TASK OBJECTIVE:
Pick every line from the data below that contains the string "kinvshchuk" and copy it.

STUDY MATERIAL:
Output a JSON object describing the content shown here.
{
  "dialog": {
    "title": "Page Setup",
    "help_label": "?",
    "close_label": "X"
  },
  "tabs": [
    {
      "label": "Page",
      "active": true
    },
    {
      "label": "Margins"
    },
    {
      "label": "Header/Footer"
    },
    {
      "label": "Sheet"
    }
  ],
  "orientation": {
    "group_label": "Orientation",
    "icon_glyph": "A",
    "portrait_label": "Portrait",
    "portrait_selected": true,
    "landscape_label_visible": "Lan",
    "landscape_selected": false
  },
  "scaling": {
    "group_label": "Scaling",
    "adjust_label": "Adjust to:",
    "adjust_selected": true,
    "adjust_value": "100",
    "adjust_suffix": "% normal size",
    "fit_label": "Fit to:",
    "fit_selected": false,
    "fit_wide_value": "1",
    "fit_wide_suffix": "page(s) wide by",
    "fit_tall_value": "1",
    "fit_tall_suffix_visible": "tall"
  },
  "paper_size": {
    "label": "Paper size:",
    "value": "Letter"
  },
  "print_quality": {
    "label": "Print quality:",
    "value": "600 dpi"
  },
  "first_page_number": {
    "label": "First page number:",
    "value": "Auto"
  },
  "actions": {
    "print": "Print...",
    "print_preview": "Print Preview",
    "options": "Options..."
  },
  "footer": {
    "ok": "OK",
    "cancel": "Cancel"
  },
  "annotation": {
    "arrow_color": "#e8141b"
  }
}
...
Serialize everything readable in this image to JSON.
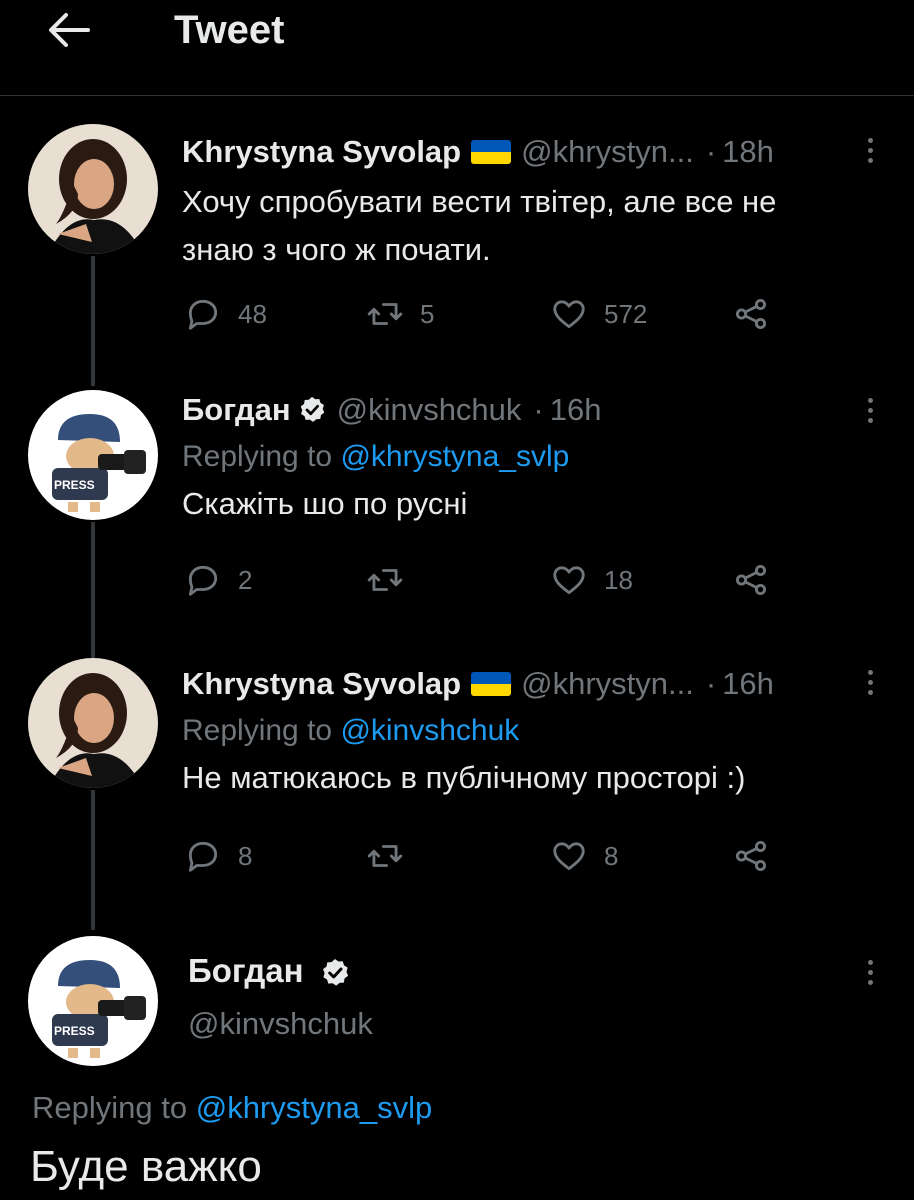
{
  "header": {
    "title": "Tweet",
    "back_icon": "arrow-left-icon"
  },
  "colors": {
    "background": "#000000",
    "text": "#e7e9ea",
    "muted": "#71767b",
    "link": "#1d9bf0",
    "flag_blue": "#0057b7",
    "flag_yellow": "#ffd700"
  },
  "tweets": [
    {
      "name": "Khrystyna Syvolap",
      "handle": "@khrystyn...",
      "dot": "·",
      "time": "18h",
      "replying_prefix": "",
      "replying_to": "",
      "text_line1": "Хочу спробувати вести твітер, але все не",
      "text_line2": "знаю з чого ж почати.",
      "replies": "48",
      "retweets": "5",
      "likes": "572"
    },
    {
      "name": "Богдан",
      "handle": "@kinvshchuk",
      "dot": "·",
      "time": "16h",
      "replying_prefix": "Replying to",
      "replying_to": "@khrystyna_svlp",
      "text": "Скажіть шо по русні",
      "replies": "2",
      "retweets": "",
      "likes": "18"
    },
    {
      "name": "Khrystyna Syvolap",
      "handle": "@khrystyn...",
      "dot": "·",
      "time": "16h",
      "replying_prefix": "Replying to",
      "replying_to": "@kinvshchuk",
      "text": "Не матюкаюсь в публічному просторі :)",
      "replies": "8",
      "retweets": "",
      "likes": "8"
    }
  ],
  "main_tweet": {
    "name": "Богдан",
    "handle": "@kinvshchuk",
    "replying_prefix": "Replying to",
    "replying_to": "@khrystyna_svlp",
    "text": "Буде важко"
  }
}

TASK ANSWER:
      "handle": "@kinvshchuk",
      "replying_to": "@kinvshchuk",
    "handle": "@kinvshchuk",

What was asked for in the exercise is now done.